According to Havad Hovdhagen, who is the country director for Norwegian ChurchAid and Dan ChurchAid – who are now working under one roof – giving out cash to flood survivors is one of the strategies of helping them recover from the catastrophe that befell them after tropical storms Ana and Gombe struck in January and March this year.
People are still reeling from the natural phenomena, with hundreds still being accommodated in camps.
“Cash transfers are very easy to do as they ensure that there is cash circulating in an area,” Hovdhagen said.
Card Programmes Director Arthur Lichenya concurred with him, saying people who have lost valuables have to be reached out to, so that they can rebuild their lives.
At Chidyamanga Camp, which is one of the flood survivors’ camps where part of the K48 million bounty is being disbursed, there were six more people who claimed to have been banana farmers, only to be let down by BBTV.
“I used to be a prosperous man, one who could provide for the family. However, natural disasters, including Tropical Storm Ana and Banana Bunchy Top disease, have rendered me helpless.
“If the government starts implementing the old pension programme it promised, I think I will be able to stand on my feet because I understand that the elderly will be provided with monetary allocation between K15, 000 and above,” 71-year-old Patrick Khomba said.
The Malawi Network of Older Persons’ Organisationsn Executive Director Andrew Kavala concurred with Khomba.
“The elderly get more affected during natural disasters than the youth and they deserve better. Disease infestation and natural disasters are rendering the elderly desperate and the government must do its best to ensure that their lives are uplifted,” he said.
According to Ministry of Agriculture spokesperson Grecium Lungu, the ministry has been working with farmers who were affected by Banana Bunchy Top disease with the hope that they will come back to their feet.
He said this includes encouraging them to uproot affected crops, practice crop rotation, among other things.
On her part, Social Welfare Minister Patricia Kaliati said they have been reaching out to vulnerable groups in the society through a number of initiatives, including social cash transfers.
“We, as the government, are committed to ensuring that vulnerable people become self reliant and contribute to national development efforts,” she said.

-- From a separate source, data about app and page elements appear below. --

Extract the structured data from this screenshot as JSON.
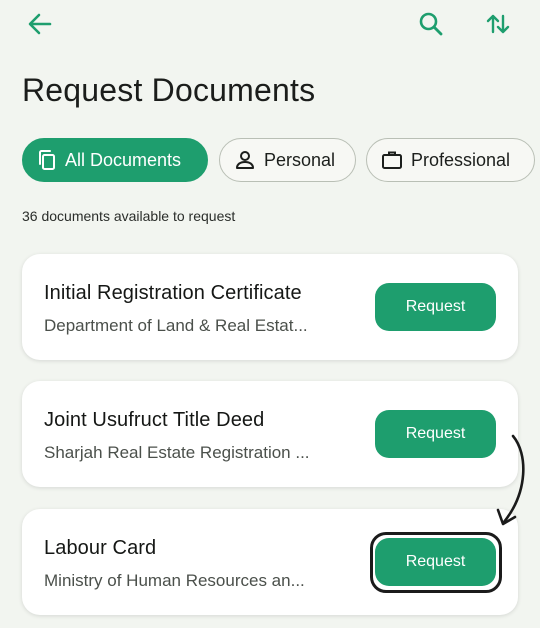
{
  "header": {
    "back_icon": "arrow-left-icon",
    "search_icon": "search-icon",
    "sort_icon": "sort-arrows-icon",
    "accent": "#1e9e6e"
  },
  "page": {
    "title": "Request Documents",
    "count_text": "36 documents available to request"
  },
  "filters": [
    {
      "label": "All Documents",
      "icon": "documents-icon",
      "active": true
    },
    {
      "label": "Personal",
      "icon": "person-icon",
      "active": false
    },
    {
      "label": "Professional",
      "icon": "briefcase-icon",
      "active": false
    }
  ],
  "documents": [
    {
      "title": "Initial Registration Certificate",
      "issuer": "Department of Land & Real Estat...",
      "action": "Request"
    },
    {
      "title": "Joint Usufruct Title Deed",
      "issuer": "Sharjah Real Estate Registration ...",
      "action": "Request"
    },
    {
      "title": "Labour Card",
      "issuer": "Ministry of Human Resources an...",
      "action": "Request"
    }
  ],
  "annotation": {
    "highlighted_item": "Labour Card request button",
    "color": "#1b1b1b"
  }
}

This is happening at a time poverty levels are increasing in Malawi.
According to the 2021 Malawi National Human Development Report released on Wednesday, over half of Malawi’s population is poor— which is not new because, in 2021, the National Statistical Office indicated that poverty levels in the country were as high as 50.7 percent.

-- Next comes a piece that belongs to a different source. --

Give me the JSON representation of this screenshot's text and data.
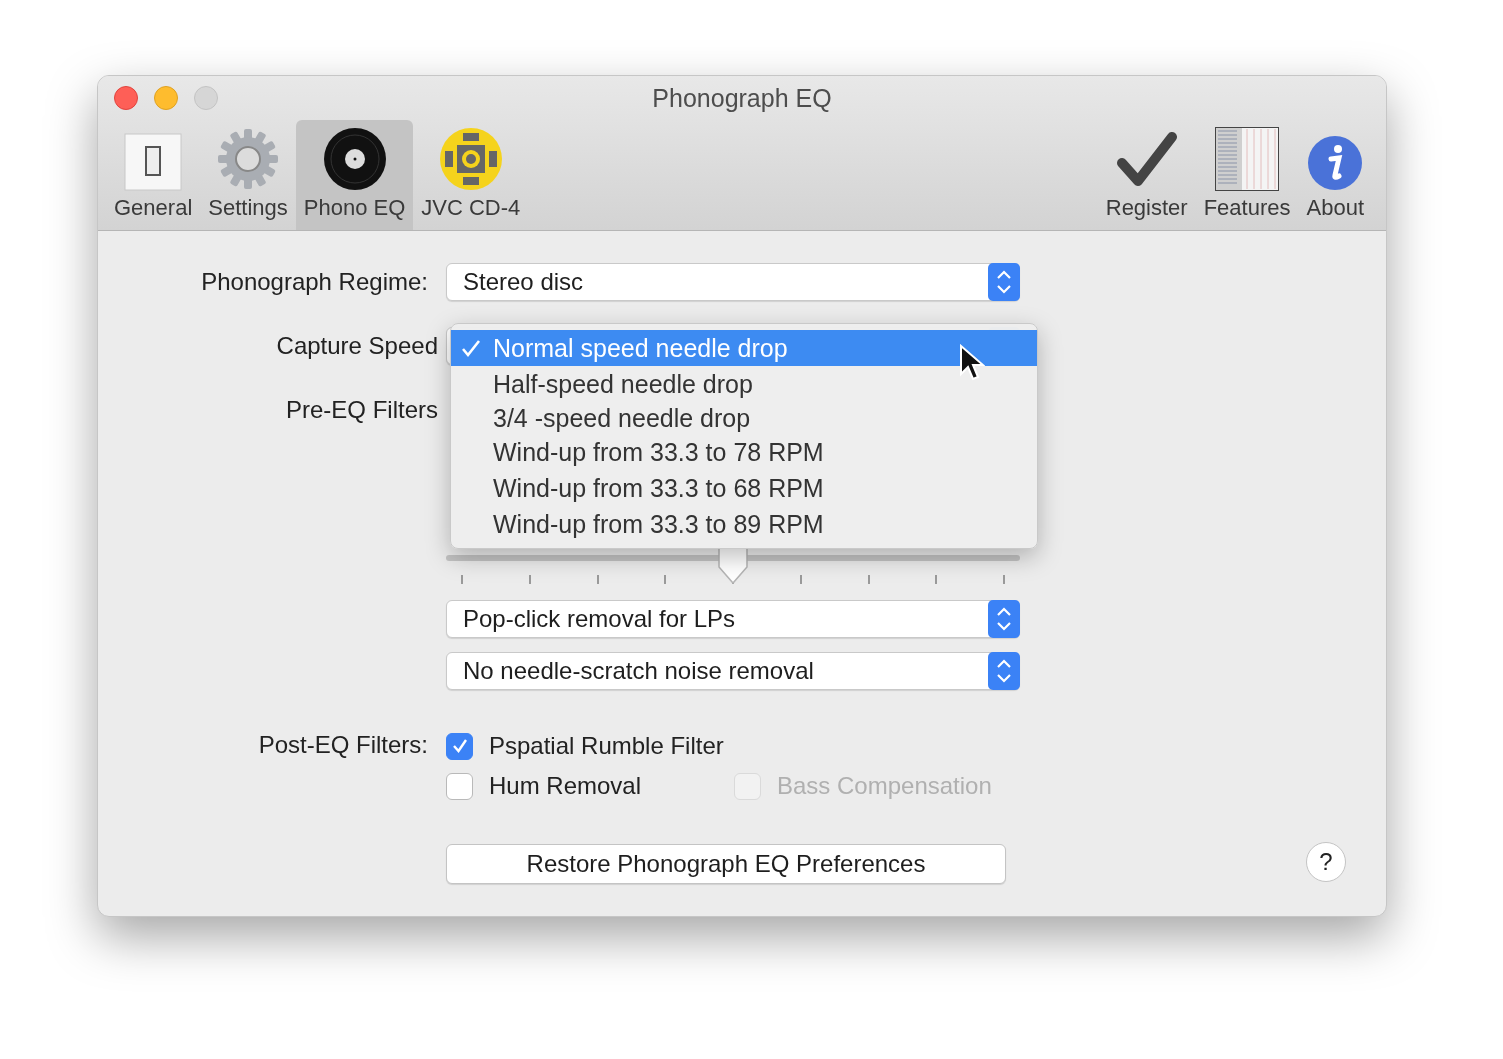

United Nations Development Programme Resident Representative to Malawi, Shigeki Komatsubara, indicated on Wednesday that the study shows that Malawi has been improving but remains in the middle between the worst performing and top performing countries.
Improving Malawi’s prospects further may mean taking small steps such as reaching out to victims of crop infestation and natural disasters.